There are no holes in Kinsler's 2004 numbers. Even if you want to make a generous park/league adjustment, you can't spin 51 doubles and 20 homers into something negative. Kinsler's walk rate is adequate, he doesn't strike out that much, and his numbers are solid across the board. His numbers at Frisco indicate he can already hit .250 or so at the Major League level, with good pop, not bad for a 22-year-old middle infielder one year out of college. Given a normal growth curve, Kinsler could develop into a Michael Young-type player. He resembles Young physically and their same-age skill profiles are similar.
Kinsler has had no serious health concerns. He went on a major strength-and-conditioning program last winter, which may be responsible for his big spike in performance this year.
What to expect
Kinsler was one of 2004's biggest positive surprises, and scouts will be watching him closely in 2005 to see if he falls back or maintains this progress. I'm optimistic at this point, and he'll get at least a Grade B+ in my 2005 book. We should see him in the Show sometime next year, although his future place in the Rangers roster scheme remains to be determined.

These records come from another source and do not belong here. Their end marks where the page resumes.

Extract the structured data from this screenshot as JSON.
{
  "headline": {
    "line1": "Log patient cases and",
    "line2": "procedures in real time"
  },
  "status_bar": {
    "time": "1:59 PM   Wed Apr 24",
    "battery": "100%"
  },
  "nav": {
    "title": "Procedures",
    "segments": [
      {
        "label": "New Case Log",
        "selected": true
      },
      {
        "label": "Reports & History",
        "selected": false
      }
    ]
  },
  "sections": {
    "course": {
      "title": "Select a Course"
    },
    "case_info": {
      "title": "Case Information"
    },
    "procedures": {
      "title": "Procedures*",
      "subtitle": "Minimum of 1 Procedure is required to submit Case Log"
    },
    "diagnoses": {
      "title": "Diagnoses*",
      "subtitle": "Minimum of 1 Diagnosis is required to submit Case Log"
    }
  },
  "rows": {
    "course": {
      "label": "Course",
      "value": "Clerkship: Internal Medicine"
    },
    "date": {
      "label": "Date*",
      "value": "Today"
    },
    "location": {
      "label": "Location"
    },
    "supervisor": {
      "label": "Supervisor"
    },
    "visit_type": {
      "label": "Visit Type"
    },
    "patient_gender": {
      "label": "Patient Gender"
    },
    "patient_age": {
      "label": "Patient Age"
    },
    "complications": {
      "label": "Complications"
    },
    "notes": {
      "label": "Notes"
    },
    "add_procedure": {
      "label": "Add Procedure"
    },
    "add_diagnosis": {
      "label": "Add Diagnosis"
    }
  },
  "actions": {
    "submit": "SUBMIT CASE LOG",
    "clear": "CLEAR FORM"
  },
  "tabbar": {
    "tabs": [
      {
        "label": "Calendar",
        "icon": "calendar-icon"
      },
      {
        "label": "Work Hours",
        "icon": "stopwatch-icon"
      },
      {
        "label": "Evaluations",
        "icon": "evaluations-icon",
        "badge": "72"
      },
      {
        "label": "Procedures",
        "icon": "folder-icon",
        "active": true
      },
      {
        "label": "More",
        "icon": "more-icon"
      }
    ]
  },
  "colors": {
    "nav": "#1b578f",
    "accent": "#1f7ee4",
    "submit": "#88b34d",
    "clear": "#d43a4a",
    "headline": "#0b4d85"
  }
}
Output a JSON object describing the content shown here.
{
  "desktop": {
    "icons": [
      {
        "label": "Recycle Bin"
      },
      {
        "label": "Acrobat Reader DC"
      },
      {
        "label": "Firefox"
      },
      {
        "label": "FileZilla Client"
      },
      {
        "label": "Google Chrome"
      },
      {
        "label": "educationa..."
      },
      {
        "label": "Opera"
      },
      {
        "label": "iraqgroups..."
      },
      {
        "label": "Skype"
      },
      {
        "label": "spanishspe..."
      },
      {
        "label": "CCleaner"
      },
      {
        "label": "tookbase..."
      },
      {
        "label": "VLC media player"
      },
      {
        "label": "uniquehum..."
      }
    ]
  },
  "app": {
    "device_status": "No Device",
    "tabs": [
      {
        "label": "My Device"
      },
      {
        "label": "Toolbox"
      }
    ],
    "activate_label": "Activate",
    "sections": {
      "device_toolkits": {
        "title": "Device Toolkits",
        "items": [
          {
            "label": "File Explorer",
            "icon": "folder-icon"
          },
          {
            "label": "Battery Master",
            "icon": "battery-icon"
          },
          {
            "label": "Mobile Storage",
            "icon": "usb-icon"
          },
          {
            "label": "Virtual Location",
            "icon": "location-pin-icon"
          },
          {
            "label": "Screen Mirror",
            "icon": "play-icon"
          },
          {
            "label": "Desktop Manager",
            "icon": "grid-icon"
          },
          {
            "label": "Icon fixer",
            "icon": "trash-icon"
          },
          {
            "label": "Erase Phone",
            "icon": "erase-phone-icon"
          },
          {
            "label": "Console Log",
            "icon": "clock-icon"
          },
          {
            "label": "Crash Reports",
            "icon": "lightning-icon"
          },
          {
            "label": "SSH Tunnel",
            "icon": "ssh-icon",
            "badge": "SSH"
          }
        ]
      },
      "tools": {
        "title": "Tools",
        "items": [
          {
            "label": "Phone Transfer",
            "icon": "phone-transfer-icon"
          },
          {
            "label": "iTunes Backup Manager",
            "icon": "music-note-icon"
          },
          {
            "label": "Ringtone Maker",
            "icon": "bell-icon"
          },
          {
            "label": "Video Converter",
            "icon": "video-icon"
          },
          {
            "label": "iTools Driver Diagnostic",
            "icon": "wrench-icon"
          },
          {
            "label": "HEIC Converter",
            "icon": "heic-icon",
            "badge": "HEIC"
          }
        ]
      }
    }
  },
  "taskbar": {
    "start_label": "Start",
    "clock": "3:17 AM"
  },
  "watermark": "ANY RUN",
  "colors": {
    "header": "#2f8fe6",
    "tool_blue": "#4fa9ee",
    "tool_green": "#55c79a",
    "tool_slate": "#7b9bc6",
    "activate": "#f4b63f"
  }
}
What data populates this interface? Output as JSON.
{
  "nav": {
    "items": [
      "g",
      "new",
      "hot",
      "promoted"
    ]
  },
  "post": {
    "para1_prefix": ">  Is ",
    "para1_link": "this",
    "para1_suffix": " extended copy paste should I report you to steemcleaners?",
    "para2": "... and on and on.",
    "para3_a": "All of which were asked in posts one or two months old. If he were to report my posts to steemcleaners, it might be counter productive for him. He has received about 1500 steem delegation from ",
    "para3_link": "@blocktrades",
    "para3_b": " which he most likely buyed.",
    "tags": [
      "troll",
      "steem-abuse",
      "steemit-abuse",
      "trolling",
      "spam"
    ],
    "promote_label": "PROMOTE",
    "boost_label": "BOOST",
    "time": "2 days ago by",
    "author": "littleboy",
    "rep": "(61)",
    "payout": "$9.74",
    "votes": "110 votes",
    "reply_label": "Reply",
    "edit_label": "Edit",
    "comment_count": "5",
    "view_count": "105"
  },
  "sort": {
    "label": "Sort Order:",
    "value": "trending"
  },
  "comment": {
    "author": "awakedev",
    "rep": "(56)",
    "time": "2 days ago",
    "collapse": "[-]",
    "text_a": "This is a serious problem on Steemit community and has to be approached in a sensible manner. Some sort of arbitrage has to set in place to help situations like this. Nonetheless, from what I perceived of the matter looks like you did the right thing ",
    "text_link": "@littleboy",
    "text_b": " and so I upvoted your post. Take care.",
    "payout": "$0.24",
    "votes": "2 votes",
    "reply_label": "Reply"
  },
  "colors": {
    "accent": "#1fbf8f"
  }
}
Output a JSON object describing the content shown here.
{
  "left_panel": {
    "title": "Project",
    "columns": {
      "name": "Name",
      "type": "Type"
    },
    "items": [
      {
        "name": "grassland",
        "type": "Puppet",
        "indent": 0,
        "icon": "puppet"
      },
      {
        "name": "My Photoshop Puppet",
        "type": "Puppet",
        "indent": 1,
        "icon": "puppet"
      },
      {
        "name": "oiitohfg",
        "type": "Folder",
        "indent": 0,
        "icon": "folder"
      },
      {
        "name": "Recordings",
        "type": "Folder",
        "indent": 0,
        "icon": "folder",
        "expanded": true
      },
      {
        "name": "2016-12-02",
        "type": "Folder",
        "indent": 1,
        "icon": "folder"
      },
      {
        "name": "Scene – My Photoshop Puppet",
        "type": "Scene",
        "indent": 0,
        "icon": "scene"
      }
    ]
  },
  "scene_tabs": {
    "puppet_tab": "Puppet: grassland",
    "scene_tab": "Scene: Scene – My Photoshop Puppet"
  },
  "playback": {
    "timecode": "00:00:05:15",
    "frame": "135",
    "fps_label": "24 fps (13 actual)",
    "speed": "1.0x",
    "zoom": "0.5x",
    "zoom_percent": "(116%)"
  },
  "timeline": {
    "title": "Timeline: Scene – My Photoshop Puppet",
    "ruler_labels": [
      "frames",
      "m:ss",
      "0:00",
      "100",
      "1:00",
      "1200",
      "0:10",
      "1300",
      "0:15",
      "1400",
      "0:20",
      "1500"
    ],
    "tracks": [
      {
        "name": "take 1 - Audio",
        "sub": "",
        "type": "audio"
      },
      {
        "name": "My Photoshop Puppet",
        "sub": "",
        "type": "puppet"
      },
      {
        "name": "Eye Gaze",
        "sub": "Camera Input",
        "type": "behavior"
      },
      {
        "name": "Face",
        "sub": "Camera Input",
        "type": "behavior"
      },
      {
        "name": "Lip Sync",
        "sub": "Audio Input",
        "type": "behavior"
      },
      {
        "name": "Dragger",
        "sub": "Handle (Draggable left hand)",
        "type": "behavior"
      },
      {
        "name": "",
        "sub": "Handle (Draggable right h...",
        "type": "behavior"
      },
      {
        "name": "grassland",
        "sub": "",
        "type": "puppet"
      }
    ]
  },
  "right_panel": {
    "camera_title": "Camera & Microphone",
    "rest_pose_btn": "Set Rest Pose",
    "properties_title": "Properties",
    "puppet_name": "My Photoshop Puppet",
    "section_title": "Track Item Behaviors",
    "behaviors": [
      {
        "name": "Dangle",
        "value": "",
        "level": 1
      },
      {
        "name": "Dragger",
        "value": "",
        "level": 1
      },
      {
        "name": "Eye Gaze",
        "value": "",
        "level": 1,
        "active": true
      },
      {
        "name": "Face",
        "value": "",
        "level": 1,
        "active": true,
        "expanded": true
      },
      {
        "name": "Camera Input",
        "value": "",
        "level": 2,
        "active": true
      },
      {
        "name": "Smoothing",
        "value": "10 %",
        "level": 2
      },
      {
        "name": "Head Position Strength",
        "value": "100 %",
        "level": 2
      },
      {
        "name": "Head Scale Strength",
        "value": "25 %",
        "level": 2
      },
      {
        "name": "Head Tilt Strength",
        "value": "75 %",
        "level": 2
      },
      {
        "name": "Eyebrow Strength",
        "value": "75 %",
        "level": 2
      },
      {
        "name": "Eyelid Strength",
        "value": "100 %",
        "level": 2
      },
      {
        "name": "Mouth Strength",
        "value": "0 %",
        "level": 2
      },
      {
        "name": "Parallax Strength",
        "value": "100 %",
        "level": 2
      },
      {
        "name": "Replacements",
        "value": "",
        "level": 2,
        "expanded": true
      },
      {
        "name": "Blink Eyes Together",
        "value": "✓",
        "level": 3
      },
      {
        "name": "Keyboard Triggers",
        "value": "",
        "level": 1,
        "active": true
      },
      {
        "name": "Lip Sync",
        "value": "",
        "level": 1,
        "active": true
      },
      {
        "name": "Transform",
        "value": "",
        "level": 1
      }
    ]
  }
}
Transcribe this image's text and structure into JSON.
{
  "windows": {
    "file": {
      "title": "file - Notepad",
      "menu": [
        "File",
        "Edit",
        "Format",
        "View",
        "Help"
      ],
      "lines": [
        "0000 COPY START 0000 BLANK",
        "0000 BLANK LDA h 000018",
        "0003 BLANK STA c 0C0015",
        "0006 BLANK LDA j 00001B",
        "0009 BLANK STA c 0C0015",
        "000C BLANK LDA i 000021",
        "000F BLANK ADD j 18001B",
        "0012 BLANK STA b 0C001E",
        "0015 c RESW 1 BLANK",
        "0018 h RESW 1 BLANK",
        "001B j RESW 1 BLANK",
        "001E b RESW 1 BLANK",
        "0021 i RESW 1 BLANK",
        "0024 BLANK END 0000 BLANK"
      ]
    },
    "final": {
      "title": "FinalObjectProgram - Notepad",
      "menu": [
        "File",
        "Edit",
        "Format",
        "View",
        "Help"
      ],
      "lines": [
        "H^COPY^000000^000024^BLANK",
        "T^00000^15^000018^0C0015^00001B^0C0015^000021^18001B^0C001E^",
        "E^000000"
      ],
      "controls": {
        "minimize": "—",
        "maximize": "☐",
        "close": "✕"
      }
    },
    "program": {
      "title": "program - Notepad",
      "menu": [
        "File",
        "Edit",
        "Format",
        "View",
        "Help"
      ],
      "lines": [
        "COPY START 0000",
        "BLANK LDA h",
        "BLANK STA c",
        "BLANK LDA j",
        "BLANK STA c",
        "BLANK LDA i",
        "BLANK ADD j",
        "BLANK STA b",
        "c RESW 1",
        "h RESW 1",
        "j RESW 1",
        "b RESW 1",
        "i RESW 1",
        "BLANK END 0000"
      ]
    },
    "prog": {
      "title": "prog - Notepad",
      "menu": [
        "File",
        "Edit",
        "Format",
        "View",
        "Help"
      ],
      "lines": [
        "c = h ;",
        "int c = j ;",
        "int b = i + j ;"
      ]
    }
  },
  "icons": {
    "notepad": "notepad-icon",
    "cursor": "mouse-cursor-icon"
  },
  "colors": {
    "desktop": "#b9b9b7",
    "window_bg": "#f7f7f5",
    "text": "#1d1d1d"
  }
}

John Sickels is the author of The Baseball Prospect Book 2004, which can be ordered through his Web site, Johnsickels.com. His other book, "Bob Feller: Ace of the Greatest Generation," is also out, and can be ordered through online book outlets or your local bookstore. He lives in Lawrence, Kan., with his wife, Jeri; son, Nicholas; and feline friends Toonces and Spot.